Although microphones intended for conference tables aren’t suitable for inconspicuous hearing aids, they go a long way toward working out algorithms (*). This is a SoundTech CM-1000 USB mic:
It produces noise-canceled stereo output and a quick test shows impulse sounds produce reasonable left and right responses responses; I can’t vouch for the noise cancelling part.
A click to the right side:
And to the left:
The green trace (Channel 2) is obviously the Right channel, which corresponds to
in1 on the Scope Sink block and
out1 of the Audio Source in the GNU Radio data flow diagram:
There’s an irreconciliable clash between 0-index and 1-index numbering in there, but the microphone’s “Left” and “Right” channels appear in the proper places when you look at the mic from the conference room side of the label as shown in the top photo.
Figuring the speed of sound at 344 m/s, that 100 µs delay means the mic capsules sit 34 mm apart, which looks to be about right, as the flat part of the housing under the label spans 22 mm.
That’s a tad skimpy for things like beamforming and direction finding, so I actually bought a set with a separate CM-1000 mic that plugs into the USB mic:
The channel layout diagram explains what’s supposed to happen:
The additional mic changes the response, so that the USB unit becomes the Left channel and the analog mic provides the Right channel. I don’t know what happens to the “noise canceling” part of the story.
With the mics positioned 200 mm on center, a click to the right side:
The eyeballometrically precise 600 µs delay corresponds to 206 mm at 344 m/s, which might actually be close: they’re 200 mm on center, but the Right-channel mic is 10 mm smaller and the mic might be half that much further away from the other one. Not that that makes any difference.

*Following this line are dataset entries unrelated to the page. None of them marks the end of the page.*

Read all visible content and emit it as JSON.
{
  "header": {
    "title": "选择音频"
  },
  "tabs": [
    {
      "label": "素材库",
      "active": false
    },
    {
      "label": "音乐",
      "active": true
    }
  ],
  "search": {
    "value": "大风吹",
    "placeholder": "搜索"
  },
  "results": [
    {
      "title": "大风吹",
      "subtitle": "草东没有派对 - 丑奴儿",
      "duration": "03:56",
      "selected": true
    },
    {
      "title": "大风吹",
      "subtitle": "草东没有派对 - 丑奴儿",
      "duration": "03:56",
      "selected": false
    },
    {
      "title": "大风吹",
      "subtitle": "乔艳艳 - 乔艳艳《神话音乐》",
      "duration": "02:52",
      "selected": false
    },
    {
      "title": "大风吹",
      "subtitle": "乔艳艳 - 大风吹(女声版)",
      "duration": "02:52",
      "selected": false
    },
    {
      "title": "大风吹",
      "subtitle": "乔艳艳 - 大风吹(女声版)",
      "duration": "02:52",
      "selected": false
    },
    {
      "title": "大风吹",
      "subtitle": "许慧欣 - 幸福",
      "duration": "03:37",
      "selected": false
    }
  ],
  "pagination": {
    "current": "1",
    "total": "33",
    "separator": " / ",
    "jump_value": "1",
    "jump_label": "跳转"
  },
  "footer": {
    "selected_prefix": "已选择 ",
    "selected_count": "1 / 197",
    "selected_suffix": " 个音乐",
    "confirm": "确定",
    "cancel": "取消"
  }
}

(*) And, frankly, slapping a mic on the table won’t bother me much at all…